# [Problem]
Report back every line of the entries that contains "addStudent", exactly as written.

Top of Provided records

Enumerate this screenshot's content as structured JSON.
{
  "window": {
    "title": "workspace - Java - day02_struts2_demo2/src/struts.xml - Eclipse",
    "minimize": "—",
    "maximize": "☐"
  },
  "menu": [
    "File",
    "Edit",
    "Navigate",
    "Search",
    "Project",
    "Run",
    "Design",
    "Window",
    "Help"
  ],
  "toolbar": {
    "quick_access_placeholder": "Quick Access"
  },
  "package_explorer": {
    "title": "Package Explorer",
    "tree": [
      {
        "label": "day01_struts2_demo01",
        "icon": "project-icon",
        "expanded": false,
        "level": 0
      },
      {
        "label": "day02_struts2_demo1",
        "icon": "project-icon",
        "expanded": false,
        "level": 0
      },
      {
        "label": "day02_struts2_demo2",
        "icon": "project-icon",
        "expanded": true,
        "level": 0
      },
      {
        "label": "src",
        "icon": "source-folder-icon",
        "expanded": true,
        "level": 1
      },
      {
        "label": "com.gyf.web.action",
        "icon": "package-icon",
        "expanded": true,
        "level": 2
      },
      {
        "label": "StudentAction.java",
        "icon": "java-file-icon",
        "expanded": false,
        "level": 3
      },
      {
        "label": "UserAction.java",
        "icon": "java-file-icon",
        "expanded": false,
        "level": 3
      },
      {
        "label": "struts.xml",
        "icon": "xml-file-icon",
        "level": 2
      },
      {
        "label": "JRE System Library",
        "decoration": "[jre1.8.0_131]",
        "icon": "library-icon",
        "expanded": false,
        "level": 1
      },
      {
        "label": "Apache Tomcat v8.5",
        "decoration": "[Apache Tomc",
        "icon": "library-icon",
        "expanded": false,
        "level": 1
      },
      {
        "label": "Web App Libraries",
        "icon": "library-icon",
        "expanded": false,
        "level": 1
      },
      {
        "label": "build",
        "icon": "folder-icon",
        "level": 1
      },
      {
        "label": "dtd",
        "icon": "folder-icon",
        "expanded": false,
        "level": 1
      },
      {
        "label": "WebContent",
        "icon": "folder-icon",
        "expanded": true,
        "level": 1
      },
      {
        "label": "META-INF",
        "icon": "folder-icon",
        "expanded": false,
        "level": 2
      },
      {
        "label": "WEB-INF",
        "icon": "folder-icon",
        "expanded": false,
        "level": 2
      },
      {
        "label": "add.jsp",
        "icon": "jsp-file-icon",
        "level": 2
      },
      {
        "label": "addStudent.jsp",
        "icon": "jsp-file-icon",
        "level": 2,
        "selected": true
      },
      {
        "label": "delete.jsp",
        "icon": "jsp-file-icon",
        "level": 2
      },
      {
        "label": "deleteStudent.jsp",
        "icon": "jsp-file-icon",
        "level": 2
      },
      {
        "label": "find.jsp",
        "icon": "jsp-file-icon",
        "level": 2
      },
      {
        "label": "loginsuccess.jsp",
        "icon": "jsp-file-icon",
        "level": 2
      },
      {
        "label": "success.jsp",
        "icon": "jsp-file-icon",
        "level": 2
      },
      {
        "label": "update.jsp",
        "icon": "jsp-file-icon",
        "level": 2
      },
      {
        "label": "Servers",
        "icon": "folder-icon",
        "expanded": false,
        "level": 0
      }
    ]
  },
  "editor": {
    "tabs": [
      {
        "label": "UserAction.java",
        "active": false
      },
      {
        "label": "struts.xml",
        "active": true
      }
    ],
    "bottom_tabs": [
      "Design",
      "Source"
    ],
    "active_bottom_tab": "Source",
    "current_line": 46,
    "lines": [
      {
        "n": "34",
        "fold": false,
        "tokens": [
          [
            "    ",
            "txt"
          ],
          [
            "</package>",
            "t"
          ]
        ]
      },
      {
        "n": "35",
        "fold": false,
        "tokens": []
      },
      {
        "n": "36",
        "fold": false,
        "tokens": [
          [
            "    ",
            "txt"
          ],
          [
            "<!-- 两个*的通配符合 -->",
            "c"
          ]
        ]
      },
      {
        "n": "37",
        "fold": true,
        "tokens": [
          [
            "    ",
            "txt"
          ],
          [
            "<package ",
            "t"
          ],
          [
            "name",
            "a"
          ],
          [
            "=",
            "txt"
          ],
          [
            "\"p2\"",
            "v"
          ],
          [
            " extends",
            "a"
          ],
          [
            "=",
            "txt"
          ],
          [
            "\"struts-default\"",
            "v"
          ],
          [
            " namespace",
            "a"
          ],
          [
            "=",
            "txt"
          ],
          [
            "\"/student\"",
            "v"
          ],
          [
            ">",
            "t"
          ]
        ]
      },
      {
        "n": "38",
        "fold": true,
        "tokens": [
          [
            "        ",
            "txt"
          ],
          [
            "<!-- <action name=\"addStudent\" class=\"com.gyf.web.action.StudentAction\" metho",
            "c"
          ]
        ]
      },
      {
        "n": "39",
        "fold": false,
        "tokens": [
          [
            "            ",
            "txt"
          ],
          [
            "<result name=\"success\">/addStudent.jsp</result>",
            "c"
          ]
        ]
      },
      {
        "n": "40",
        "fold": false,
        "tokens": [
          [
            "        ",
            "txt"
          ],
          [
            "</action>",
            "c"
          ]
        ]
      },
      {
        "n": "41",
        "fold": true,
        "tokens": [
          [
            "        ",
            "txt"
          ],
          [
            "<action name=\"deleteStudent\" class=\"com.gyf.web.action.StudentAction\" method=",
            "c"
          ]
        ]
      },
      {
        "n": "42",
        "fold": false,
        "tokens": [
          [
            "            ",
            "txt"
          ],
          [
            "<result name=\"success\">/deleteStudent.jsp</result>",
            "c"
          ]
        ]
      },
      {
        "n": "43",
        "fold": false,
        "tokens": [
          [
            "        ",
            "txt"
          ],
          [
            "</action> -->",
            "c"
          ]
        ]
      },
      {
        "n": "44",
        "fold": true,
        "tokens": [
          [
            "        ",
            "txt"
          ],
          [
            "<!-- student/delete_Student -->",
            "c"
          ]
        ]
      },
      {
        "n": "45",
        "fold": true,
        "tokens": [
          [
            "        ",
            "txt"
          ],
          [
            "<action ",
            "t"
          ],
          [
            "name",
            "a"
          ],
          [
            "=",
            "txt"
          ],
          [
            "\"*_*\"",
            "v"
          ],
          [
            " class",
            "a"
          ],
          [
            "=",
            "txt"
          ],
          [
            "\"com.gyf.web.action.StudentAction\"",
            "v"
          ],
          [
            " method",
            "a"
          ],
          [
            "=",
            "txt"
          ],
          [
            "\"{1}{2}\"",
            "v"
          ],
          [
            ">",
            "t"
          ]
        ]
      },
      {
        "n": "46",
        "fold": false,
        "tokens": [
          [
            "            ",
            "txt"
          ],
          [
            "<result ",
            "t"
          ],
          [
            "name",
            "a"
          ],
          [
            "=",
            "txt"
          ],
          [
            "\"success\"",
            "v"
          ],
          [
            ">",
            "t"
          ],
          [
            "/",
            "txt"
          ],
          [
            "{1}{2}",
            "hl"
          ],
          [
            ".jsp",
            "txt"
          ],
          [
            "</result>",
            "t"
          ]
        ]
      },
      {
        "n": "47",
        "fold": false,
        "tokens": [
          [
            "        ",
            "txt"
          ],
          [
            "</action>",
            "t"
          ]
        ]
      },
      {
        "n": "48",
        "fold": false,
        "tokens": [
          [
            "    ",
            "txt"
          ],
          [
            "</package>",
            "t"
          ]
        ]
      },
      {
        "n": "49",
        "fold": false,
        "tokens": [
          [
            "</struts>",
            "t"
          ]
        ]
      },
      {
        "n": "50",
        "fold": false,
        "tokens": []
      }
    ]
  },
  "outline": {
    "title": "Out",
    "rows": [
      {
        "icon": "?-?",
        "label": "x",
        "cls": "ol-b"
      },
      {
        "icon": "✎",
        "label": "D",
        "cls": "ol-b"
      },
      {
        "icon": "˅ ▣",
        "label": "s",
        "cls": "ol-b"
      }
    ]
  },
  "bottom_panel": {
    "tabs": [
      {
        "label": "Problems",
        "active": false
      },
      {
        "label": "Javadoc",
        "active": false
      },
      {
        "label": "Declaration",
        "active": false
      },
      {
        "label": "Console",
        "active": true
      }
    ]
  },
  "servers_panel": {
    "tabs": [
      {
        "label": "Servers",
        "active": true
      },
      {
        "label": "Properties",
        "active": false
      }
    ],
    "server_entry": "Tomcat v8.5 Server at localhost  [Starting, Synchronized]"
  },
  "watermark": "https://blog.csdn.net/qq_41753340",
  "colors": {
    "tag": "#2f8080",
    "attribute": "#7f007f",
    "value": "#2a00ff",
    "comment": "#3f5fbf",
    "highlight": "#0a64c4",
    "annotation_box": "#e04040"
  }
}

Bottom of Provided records

# [Result of the exercise]
        "label": "addStudent.jsp",
            "<!-- <action name=\"addStudent\" class=\"com.gyf.web.action.StudentAction\" metho",
            "<result name=\"success\">/addStudent.jsp</result>",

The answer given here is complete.